(TASK TO COMPLETE)
Each line below must be reproduced exactly, though the pictures are to be dropped.

(DATA SHOWN)
════════════════════
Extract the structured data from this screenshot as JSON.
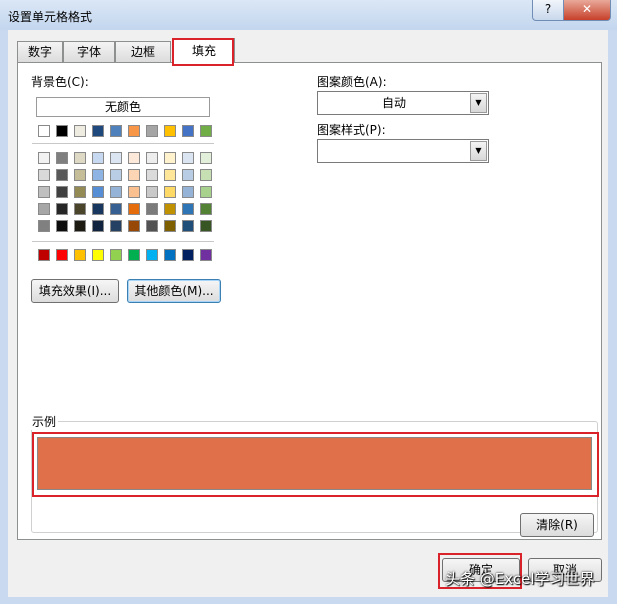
{
  "window": {
    "title": "设置单元格格式",
    "help_label": "?",
    "close_label": "✕"
  },
  "tabs": [
    {
      "label": "数字"
    },
    {
      "label": "字体"
    },
    {
      "label": "边框"
    },
    {
      "label": "填充",
      "active": true
    }
  ],
  "background_color": {
    "label": "背景色(C):",
    "no_color_label": "无颜色",
    "top_row": [
      "#ffffff",
      "#000000",
      "#eeece1",
      "#1f497d",
      "#4f81bd",
      "#f79646",
      "#a5a5a5",
      "#ffc000",
      "#4472c4",
      "#70ad47"
    ],
    "theme_rows": [
      [
        "#f2f2f2",
        "#7f7f7f",
        "#ddd9c4",
        "#c6d9f1",
        "#dce6f2",
        "#fde9d9",
        "#ededed",
        "#fff2cc",
        "#dbe5f1",
        "#e2efda"
      ],
      [
        "#d9d9d9",
        "#595959",
        "#c4bd97",
        "#8eb4e3",
        "#b9cde5",
        "#fcd5b5",
        "#dbdbdb",
        "#ffe699",
        "#b8cce4",
        "#c6e0b4"
      ],
      [
        "#bfbfbf",
        "#404040",
        "#948a54",
        "#558ed5",
        "#95b3d7",
        "#fac090",
        "#c9c9c9",
        "#ffd966",
        "#95b3d7",
        "#a9d18e"
      ],
      [
        "#a6a6a6",
        "#262626",
        "#4a452a",
        "#17375e",
        "#366092",
        "#e46c0a",
        "#7b7b7b",
        "#bf9000",
        "#2e75b6",
        "#548235"
      ],
      [
        "#808080",
        "#0d0d0d",
        "#1d1b11",
        "#10243f",
        "#244062",
        "#974806",
        "#525252",
        "#7f6000",
        "#1f4e79",
        "#375623"
      ]
    ],
    "standard_row": [
      "#c00000",
      "#ff0000",
      "#ffc000",
      "#ffff00",
      "#92d050",
      "#00b050",
      "#00b0f0",
      "#0070c0",
      "#002060",
      "#7030a0"
    ]
  },
  "buttons": {
    "fill_effects": "填充效果(I)...",
    "more_colors": "其他颜色(M)...",
    "clear": "清除(R)",
    "ok": "确定",
    "cancel": "取消"
  },
  "pattern_color": {
    "label": "图案颜色(A):",
    "value": "自动"
  },
  "pattern_style": {
    "label": "图案样式(P):",
    "value": ""
  },
  "sample": {
    "label": "示例",
    "color": "#e07049"
  },
  "watermark": "头条 @Excel学习世界",
  "colors": {
    "highlight": "#d9222a"
  }
}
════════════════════
(ANSWER TO THE EXERCISE)
Extract the structured data from this screenshot as JSON.
{
  "window": {
    "title": "设置单元格格式",
    "help_label": "?",
    "close_label": "✕"
  },
  "tabs": [
    {
      "label": "数字"
    },
    {
      "label": "字体"
    },
    {
      "label": "边框"
    },
    {
      "label": "填充",
      "active": true
    }
  ],
  "background_color": {
    "label": "背景色(C):",
    "no_color_label": "无颜色",
    "top_row": [
      "#ffffff",
      "#000000",
      "#eeece1",
      "#1f497d",
      "#4f81bd",
      "#f79646",
      "#a5a5a5",
      "#ffc000",
      "#4472c4",
      "#70ad47"
    ],
    "theme_rows": [
      [
        "#f2f2f2",
        "#7f7f7f",
        "#ddd9c4",
        "#c6d9f1",
        "#dce6f2",
        "#fde9d9",
        "#ededed",
        "#fff2cc",
        "#dbe5f1",
        "#e2efda"
      ],
      [
        "#d9d9d9",
        "#595959",
        "#c4bd97",
        "#8eb4e3",
        "#b9cde5",
        "#fcd5b5",
        "#dbdbdb",
        "#ffe699",
        "#b8cce4",
        "#c6e0b4"
      ],
      [
        "#bfbfbf",
        "#404040",
        "#948a54",
        "#558ed5",
        "#95b3d7",
        "#fac090",
        "#c9c9c9",
        "#ffd966",
        "#95b3d7",
        "#a9d18e"
      ],
      [
        "#a6a6a6",
        "#262626",
        "#4a452a",
        "#17375e",
        "#366092",
        "#e46c0a",
        "#7b7b7b",
        "#bf9000",
        "#2e75b6",
        "#548235"
      ],
      [
        "#808080",
        "#0d0d0d",
        "#1d1b11",
        "#10243f",
        "#244062",
        "#974806",
        "#525252",
        "#7f6000",
        "#1f4e79",
        "#375623"
      ]
    ],
    "standard_row": [
      "#c00000",
      "#ff0000",
      "#ffc000",
      "#ffff00",
      "#92d050",
      "#00b050",
      "#00b0f0",
      "#0070c0",
      "#002060",
      "#7030a0"
    ]
  },
  "buttons": {
    "fill_effects": "填充效果(I)...",
    "more_colors": "其他颜色(M)...",
    "clear": "清除(R)",
    "ok": "确定",
    "cancel": "取消"
  },
  "pattern_color": {
    "label": "图案颜色(A):",
    "value": "自动"
  },
  "pattern_style": {
    "label": "图案样式(P):",
    "value": ""
  },
  "sample": {
    "label": "示例",
    "color": "#e07049"
  },
  "watermark": "头条 @Excel学习世界",
  "colors": {
    "highlight": "#d9222a"
  }
}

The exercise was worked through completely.